laid to rest
The Soweto Funeral Association has stepped in and will bury Alfred Lebakeng after famed former world boxing champ Dingaan Thobela's undertakers refused to bury him.
The Rose Funeral Undertakers refused to bury Lebakeng, of Chiawelo, Soweto, last week and instead demanded R4000 before the burial could take place.
Lebakeng's brother, Jacobus has been a member of The Rose funeral scheme since 1998 with fully paid premiums and has not claimed before.
Lebakeng was burnt to death in his sleep last month after his bedroom caught fire.
Last week Sowetan published the story about the Lebakeng family's dilemma.
Other undertakers under Soweto Funeral Association (Sofua) came together and took over the burial.
They met with the family on Friday to iron out the details.
Lebakeng's friend, Pepe Mogapi, asked the Gauteng Funeral Practitioners' Association (GFPA) for help.

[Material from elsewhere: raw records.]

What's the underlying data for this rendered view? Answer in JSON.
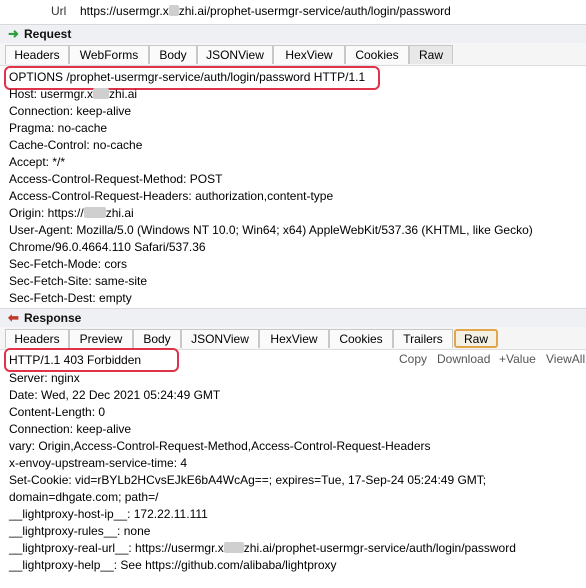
{
  "url": {
    "label": "Url",
    "prefix": "https://usermgr.x",
    "suffix": "zhi.ai/prophet-usermgr-service/auth/login/password"
  },
  "request": {
    "title": "Request",
    "tabs": [
      "Headers",
      "WebForms",
      "Body",
      "JSONView",
      "HexView",
      "Cookies",
      "Raw"
    ],
    "active_tab": "Raw",
    "request_line": "OPTIONS /prophet-usermgr-service/auth/login/password HTTP/1.1",
    "host_prefix": "Host: usermgr.x",
    "host_suffix": "zhi.ai",
    "lines_a": [
      "Connection: keep-alive",
      "Pragma: no-cache",
      "Cache-Control: no-cache",
      "Accept: */*",
      "Access-Control-Request-Method: POST",
      "Access-Control-Request-Headers: authorization,content-type"
    ],
    "origin_prefix": "Origin: https://",
    "origin_suffix": "zhi.ai",
    "lines_b": [
      "User-Agent: Mozilla/5.0 (Windows NT 10.0; Win64; x64) AppleWebKit/537.36 (KHTML, like Gecko)",
      "Chrome/96.0.4664.110 Safari/537.36",
      "Sec-Fetch-Mode: cors",
      "Sec-Fetch-Site: same-site",
      "Sec-Fetch-Dest: empty"
    ]
  },
  "response": {
    "title": "Response",
    "tabs": [
      "Headers",
      "Preview",
      "Body",
      "JSONView",
      "HexView",
      "Cookies",
      "Trailers",
      "Raw"
    ],
    "active_tab": "Raw",
    "toolbar": [
      "Copy",
      "Download",
      "+Value",
      "ViewAll"
    ],
    "status_line": "HTTP/1.1 403 Forbidden",
    "lines": [
      "Server: nginx",
      "Date: Wed, 22 Dec 2021 05:24:49 GMT",
      "Content-Length: 0",
      "Connection: keep-alive",
      "vary: Origin,Access-Control-Request-Method,Access-Control-Request-Headers",
      "x-envoy-upstream-service-time: 4",
      "Set-Cookie: vid=rBYLb2HCvsEJkE6bA4WcAg==; expires=Tue, 17-Sep-24 05:24:49 GMT;",
      "domain=dhgate.com; path=/",
      "__lightproxy-host-ip__: 172.22.11.111",
      "__lightproxy-rules__: none"
    ],
    "real_url_prefix": "__lightproxy-real-url__: https://usermgr.x",
    "real_url_suffix": "zhi.ai/prophet-usermgr-service/auth/login/password",
    "help_line": "__lightproxy-help__: See https://github.com/alibaba/lightproxy"
  },
  "colors": {
    "request_arrow": "#2e9e3e",
    "response_arrow": "#c0392b",
    "highlight_box": "#e0324a",
    "active_tab_border": "#e1a64b"
  }
}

The GFPA then contacted Sofua to assist the Lebakeng family.
Sofua general secretary Reverend Robert Marks apologised to the family.
"We apologise for what has happened. What Thobela did to you was wrong. As an association we are sorry about that," Marks said.
Sofua chairman Jacob Motsepe called Thobela, who is allegedly never at his business premises, and told him to release Lebakeng's body to the association.
The association has arranged for the funeral to take place on Wednesday.
"All I want is my brother to be laid to rest," Jacobus said.
"What Thobela did to us was wrong. I will leave everything in God's hands."
The GFPA and Sofua said they will take action against The Rose funeral parlour for malpractice.
Motsepe said Thobela was warned at the association's meeting last month not to charge people extra on funeral cover.
"We have been receiving complaints about Thobela's business practices from the community," he said.
"We told him to stop charging his clients extra but it seems he did not listen to us."
Motsepe said Thobela told them that his clients were given letters informing them about the charges.
GFPA chairman Sam Leshabane said: "We as associations answer to the Financial Services Board, we have to follow its rules and regulations.
"His practices are against the rules of the FSB, and we cannot let this continue."
Leshabane said that last month a group of about 80 people tried to march to Thobela's offices in Lenasia to complain.
"I was called to address them, but unfortunately, because the march was illegal, the police stopped them from proceeding to The Rose offices," he said.
When the association officials went to the Lenasia offices to collect Lebakeng's body, they were met by more angry clients at The Rose offices.
The clients said they were told to sign documents and were then given brochures that said the monthly premiums had been increased from R100 to R200, starting from the end of this month.
Some had come to ask why they were charged thousands of rands before burial, but did not get clear answers from employees behind the counters.
The R4000 charged to the Lebakeng family was noted as "sundry charge" and "private doctor fees".
Luke Tlholoe, deputy chairman of GFPA, said that no client should pay for doctors' fees because that is done by a state hospital and is free.
He said: "I advise people to ask questions and have everything put in writing.
"They must understand and know their benefits and be sure that the undertaker is underwritten and registered."